Oil and gas workplace safety is a national issue: An oil and gas worker is six times more likely to die on the job than the average American. But the real story takes place locally.
The oil and gas industry – its political and economic backdrop, its boom-time nature, its safety culture – isn’t the same everywhere. And as Emily Guerin and Stephanie Joyce are reporting during Inside Energy’s Dark Side Of The Boom series, those differences can cost lives.
Here’s a look at the fatalities in the oil and gas industry, and mining as a whole, in energy boom states in 2011 and 2012, based on data from the Bureau of Labor Statistics:
Some important things to notice:
- Texas had 106 fatalities, the most of any state, and all of those mining fatalities were in the oil and gas industry.

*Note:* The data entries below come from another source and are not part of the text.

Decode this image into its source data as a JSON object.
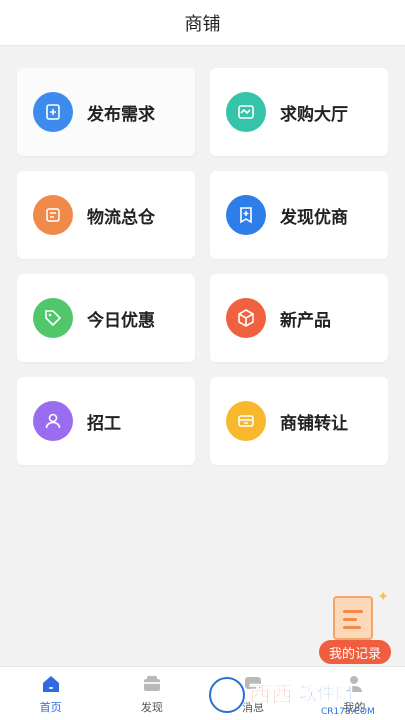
{
  "header": {
    "title": "商铺"
  },
  "cards": [
    {
      "label": "发布需求",
      "icon": "publish-icon",
      "color": "#3d8bef"
    },
    {
      "label": "求购大厅",
      "icon": "hall-icon",
      "color": "#35c4a8"
    },
    {
      "label": "物流总仓",
      "icon": "warehouse-icon",
      "color": "#f08a4b"
    },
    {
      "label": "发现优商",
      "icon": "bookmark-plus-icon",
      "color": "#2f7de8"
    },
    {
      "label": "今日优惠",
      "icon": "tag-icon",
      "color": "#52c66b"
    },
    {
      "label": "新产品",
      "icon": "box-icon",
      "color": "#f0623f"
    },
    {
      "label": "招工",
      "icon": "worker-icon",
      "color": "#9a6cf0"
    },
    {
      "label": "商铺转让",
      "icon": "shop-icon",
      "color": "#f7b82e"
    }
  ],
  "float_button": {
    "label": "我的记录",
    "color": "#ef5e3f"
  },
  "tabbar": {
    "tabs": [
      {
        "label": "首页",
        "active": true
      },
      {
        "label": "发现",
        "active": false
      },
      {
        "label": "消息",
        "active": false
      },
      {
        "label": "我的",
        "active": false
      }
    ],
    "active_color": "#2f6bdf"
  },
  "watermark": {
    "text1": "西西",
    "text2": "软件园",
    "text3": "CR173.COM"
  }
}
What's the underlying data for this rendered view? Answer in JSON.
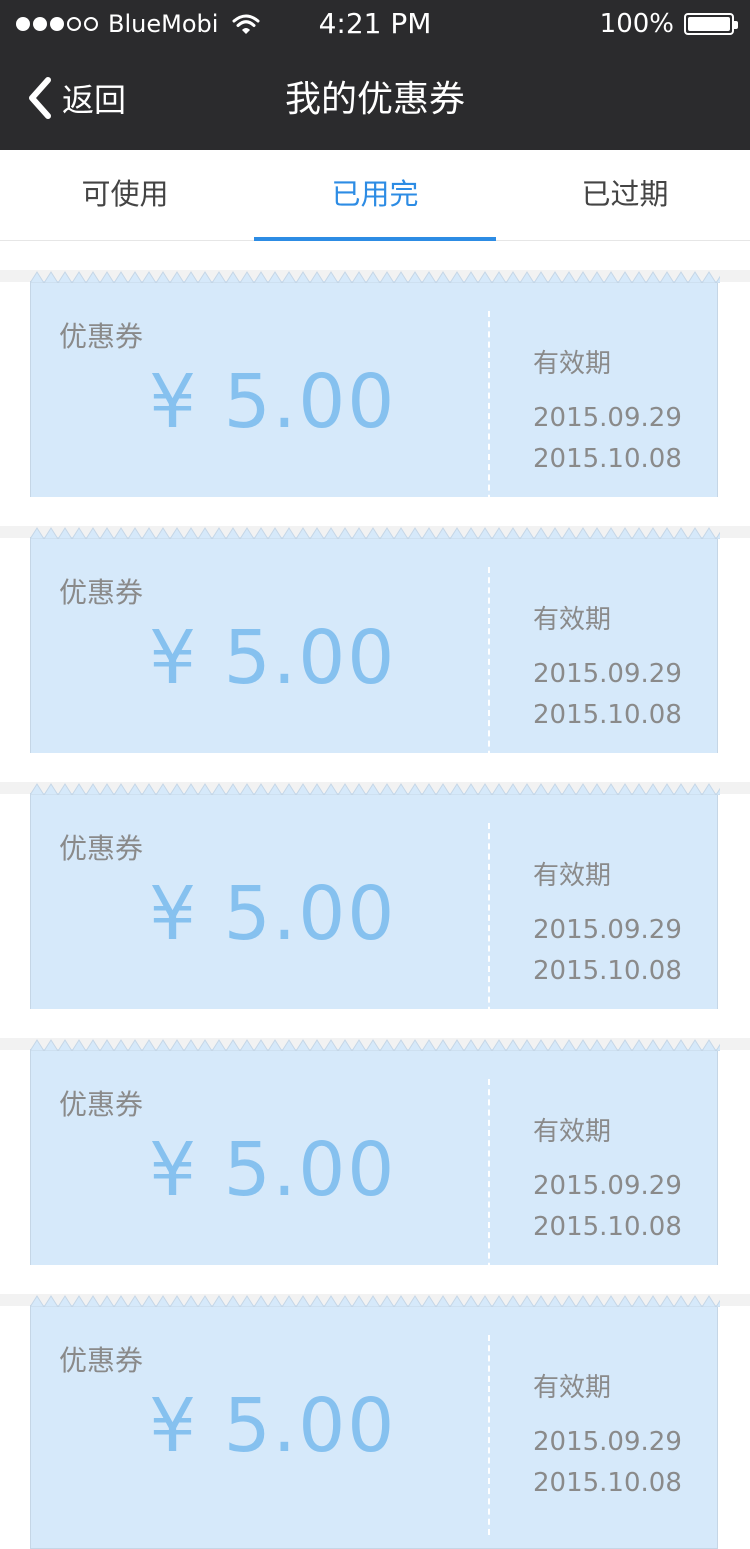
{
  "status_bar": {
    "carrier": "BlueMobi",
    "time": "4:21 PM",
    "battery": "100%"
  },
  "nav": {
    "back_label": "返回",
    "title": "我的优惠券"
  },
  "tabs": [
    {
      "label": "可使用",
      "active": false
    },
    {
      "label": "已用完",
      "active": true
    },
    {
      "label": "已过期",
      "active": false
    }
  ],
  "colors": {
    "accent": "#2d8ce4",
    "coupon_bg": "#d6e9fa",
    "amount": "#86c1ef",
    "nav_bg": "#2b2b2d"
  },
  "coupons": [
    {
      "label": "优惠券",
      "amount": "¥ 5.00",
      "validity_label": "有效期",
      "start": "2015.09.29",
      "end": "2015.10.08"
    },
    {
      "label": "优惠券",
      "amount": "¥ 5.00",
      "validity_label": "有效期",
      "start": "2015.09.29",
      "end": "2015.10.08"
    },
    {
      "label": "优惠券",
      "amount": "¥ 5.00",
      "validity_label": "有效期",
      "start": "2015.09.29",
      "end": "2015.10.08"
    },
    {
      "label": "优惠券",
      "amount": "¥ 5.00",
      "validity_label": "有效期",
      "start": "2015.09.29",
      "end": "2015.10.08"
    },
    {
      "label": "优惠券",
      "amount": "¥ 5.00",
      "validity_label": "有效期",
      "start": "2015.09.29",
      "end": "2015.10.08"
    }
  ]
}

- Oklahoma had the second most mining fatalities, with 32. All but one of those were in the oil and gas industry.
- North Dakota was third, with 23 mining fatalities, again all in oil and gas.
- Colorado had 11 mining fatalities, and 6 of those were in oil and gas.
- Wyoming had 8 fatalities, and 3 of those were in oil and gas.
Nationwide, three-quarters of all mining fatalities were in the oil and gas industry. But in states with active coal industries – like Wyoming, West Virginia, and Kentucky – the opposite is true.
Just because Texas had the most fatalities doesn’t mean it is the most dangerous. Texas has a huge – and mature – oil and gas industry, the largest in the country in terms of workers, drilling rigs, and amount of oil and gas produced. To determine which state’s oil and gas industries are the safest and which are the most dangerous, we have to scale for the size of the local industry; we need to calculate a fatality rate.
We did that by using two indicators of industry size: number of oil and gas workers and numbers of active drilling rigs. These rates – deaths per 100,000 workers and deaths per 100 active rotary drilling rigs – allow us to make relative comparisons of the oil and gas industry’s safety record state by state.
Here’s a graph of the fatality rates in 2011 and 2012, using worker counts from the U.S. Census Bureau’s County Business Patterns and active rotary rig counts from Baker Hughes:
For fatality rate per 100 drilling rigs, there is little variation between states. But for fatality rate per 100,000 oil and gas workers, North Dakota stands out as an outlier: Its fatality rate, 75 deaths per 100,000 workers, is three times the national average of 27 deaths per 100,000 workers.
Here are some other interesting things to notice about fatalities per 100,000 workers:
- In addition to North Dakota, Oklahoma and New Mexico also have fatality rates that are higher than the national average.
- Texas’s fatality rate is approximately the same as the national rate.
- Louisiana’s fatality rate is lower than the national average.
Looking at oil and gas fatality rates is tricky, especially at the state level, because fatality counts are small and worker and rig counts fluctuate constantly. This method of calculating a per-worker fatality rate allows us to make some strong statements about states where the fatality count is high (like North Dakota and Texas). But we can’t make strong statements about states where the fatality count is low (like Wyoming and Colorado). But, these rates are one of the only ways we have of looking at how the safety of the oil and gas industry varies region to region.
- Read about why analyzing workplace fatality data is so tricky in this post designed for data-nerds and non-nerds alike.
- Read our entire methodology, as well as access raw data files and code, on GitHub.
- For a national look at America’s most dangerous jobs, check out this overview from CNN.
- Inside Energy looked at two years together (2011 and 2012) because fatality counts can fluctuate greatly year to year. When using small numerators to calculate rates, small changes in the numerator can cause large variations in the rate. Averaging two years together ensures a more accurate fatality rate.
- View a table of fatality rates here. We only published fatality rates for states that had sizable oil and gas industries. For states that had fewer than 5,000 average oil and gas workers and 20 average rigs in 2011 and 2012, we did not publish fatality rates. Fatality rates with a two-year fatality count that is less than 10, which are less useful for drawing conclusions and making comparisons, are indicated in grey.
- The 2013 (preliminary) state-level data for workplace fatalities from the Bureau of Labor Statistics will be available on September 25.